Red flags on your ERAS application can be very anxiety inducing. There is a lot of confusion on exactly what to say and where to say it. Overall, programs get multiple pieces of information from letter writers, USMLE itself, your medical school, etc. In these instances, it is best to use the personal statement to explain your side of the story.

What if you had a Step 1 Failure, Step 2CK Failure, or Step 2CS Failure?

A program will see whether you passed your USLMEs on the first attempt. It’s all in your transcript that is submitted to the program. Thus, this is our suggestion for our clients in their personal statement.
1. Take full responsibility for the failed attempt.
2. Acknowledge and explain the situation and an extenuating circumstances (illness, family emergency). Try to be fact based and not embellish.
3. Explain what you did to rectify the situation and how well you did on the 2nd attempt.
4. Emphasize that you and your medical school professors have no concern about your ability to pass additional licensing examinations or your clinical knowledge – you know now that you have to put in more preparatory time to succeed in test taking.
This is a pretty straightforward explanation.
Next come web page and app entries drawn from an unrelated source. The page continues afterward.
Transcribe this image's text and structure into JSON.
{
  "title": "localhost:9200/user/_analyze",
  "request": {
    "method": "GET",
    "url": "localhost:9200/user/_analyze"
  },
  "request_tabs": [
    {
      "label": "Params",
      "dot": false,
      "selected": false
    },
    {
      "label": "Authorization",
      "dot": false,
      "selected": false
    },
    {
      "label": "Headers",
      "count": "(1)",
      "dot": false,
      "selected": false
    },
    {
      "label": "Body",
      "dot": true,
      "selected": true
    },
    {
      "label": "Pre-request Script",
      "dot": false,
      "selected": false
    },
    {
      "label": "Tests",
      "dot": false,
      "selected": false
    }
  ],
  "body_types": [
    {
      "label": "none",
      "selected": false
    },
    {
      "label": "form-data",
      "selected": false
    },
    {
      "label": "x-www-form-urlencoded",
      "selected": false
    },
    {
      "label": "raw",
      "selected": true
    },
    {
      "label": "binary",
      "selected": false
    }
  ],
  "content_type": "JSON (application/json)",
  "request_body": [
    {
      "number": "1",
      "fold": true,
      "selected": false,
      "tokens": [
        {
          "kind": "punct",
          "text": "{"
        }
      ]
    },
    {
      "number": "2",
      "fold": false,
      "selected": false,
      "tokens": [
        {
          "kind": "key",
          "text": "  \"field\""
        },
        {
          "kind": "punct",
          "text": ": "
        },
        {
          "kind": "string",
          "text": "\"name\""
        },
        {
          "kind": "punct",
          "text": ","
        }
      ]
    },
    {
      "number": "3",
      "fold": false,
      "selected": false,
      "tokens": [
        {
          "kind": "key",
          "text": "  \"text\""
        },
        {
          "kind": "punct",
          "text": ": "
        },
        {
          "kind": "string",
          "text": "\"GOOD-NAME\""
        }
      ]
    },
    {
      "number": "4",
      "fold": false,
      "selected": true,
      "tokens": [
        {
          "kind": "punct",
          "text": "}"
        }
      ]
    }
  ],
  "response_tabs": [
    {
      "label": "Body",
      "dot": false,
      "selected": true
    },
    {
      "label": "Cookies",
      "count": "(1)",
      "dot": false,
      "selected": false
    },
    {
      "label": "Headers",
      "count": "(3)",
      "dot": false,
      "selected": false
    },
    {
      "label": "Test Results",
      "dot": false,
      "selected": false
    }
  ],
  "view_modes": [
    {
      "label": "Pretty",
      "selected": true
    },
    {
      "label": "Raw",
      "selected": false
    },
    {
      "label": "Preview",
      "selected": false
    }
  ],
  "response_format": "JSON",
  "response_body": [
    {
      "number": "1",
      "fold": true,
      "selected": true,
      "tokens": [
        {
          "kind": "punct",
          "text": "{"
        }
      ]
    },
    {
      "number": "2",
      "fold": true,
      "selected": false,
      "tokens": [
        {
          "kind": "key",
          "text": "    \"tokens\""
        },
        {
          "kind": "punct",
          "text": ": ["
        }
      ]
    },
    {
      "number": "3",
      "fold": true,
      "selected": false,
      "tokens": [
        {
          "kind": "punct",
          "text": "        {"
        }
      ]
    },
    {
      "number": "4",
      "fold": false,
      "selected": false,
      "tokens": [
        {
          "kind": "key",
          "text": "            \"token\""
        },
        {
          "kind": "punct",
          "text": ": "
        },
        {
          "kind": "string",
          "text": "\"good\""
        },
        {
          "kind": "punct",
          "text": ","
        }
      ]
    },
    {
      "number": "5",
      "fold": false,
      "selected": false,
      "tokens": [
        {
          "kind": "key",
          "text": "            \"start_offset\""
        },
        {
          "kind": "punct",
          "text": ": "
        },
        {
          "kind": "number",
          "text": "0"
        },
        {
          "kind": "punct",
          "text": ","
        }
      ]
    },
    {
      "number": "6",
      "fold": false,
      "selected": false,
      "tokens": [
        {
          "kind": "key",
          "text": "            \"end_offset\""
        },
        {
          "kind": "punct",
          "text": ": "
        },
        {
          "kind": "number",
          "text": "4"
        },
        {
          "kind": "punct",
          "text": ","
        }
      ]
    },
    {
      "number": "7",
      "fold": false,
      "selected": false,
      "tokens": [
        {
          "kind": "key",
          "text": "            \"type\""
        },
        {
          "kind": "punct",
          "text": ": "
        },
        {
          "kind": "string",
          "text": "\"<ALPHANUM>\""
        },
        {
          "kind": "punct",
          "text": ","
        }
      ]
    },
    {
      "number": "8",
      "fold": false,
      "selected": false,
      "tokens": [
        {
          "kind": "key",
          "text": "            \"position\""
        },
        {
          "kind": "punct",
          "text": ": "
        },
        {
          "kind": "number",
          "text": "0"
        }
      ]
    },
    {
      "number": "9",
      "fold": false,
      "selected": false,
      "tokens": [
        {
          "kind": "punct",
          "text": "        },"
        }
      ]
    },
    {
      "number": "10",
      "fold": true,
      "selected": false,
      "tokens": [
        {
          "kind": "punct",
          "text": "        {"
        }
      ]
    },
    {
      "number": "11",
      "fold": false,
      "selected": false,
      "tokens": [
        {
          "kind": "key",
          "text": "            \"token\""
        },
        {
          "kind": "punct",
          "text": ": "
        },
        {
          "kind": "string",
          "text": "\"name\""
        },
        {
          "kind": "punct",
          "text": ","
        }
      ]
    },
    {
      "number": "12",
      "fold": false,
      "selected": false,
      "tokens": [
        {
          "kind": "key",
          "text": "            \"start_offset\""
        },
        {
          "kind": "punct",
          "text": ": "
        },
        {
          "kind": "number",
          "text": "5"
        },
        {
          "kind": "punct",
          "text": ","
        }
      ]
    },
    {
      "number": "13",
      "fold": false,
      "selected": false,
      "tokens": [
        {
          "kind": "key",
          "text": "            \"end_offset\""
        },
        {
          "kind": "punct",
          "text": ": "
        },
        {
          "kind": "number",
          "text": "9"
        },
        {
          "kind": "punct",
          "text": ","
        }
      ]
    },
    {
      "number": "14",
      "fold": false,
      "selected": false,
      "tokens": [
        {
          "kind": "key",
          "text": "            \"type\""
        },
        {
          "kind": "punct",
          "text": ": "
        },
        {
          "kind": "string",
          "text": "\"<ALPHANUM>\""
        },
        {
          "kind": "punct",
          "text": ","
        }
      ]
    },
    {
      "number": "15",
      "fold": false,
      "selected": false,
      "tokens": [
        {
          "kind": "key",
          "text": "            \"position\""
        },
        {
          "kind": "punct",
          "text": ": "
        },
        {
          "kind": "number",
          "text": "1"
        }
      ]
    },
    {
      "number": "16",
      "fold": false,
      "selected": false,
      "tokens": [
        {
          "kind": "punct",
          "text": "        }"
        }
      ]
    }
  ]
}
The only wrong way is not taking responsibility and attempting to blame the failure entirely on external circumstances. A strong second attempt score is very helpful. Some wonder if they should even explain the failure in the personal statement. We recommend disclosing. The reason is that Program Directors are looking for reasons to reject you. They can fill their list with only applicants that have passed all USMLEs on the first attempt. But, they are often willing to look over a failed attempt if the reason is clearly laid out and the applicant has shown growth through the process. We believe disclosing on your personal statement is sufficient. Of course, if you’re offered an interview, be prepared to answer questions related to any failed USMLE attempts.

What if there is more than 5 years since your graduation?

This happens very commonly for IMGs. 5 or more years of graduation is a red flag since programs are concerned you’re too far away from your medical school training. This is again something you can address in the personal statement. The suggestions we have is to emphasize the time between graduation where you kept your clinical skills sharp. The best is U.S.-based observerships. You can also mention staying on top of the medical literature having signed up for membership with the American Medical Association and reading medical journals.


What if you had some disciplinary actions related to your medical school education?

This is very individual specific. Sometimes a disciplinary action can mean cheating on a test or unprofessional behavior in medical school leading to a leave of absence. In this instance, you have to carefully consider what other pieces of information a program will receive that relates to this situation. For instance, will a letter of recommendation discuss this? Will the medical school’s Dean letter mention this? How serious is the issue? 

If there is a significant chance that the program will become aware of these issues, we recommend being proactive and disclose in the personal statement. But, if the issue in question was a quiz back in college that will not be in your application at all then it is safe to keep it to yourself.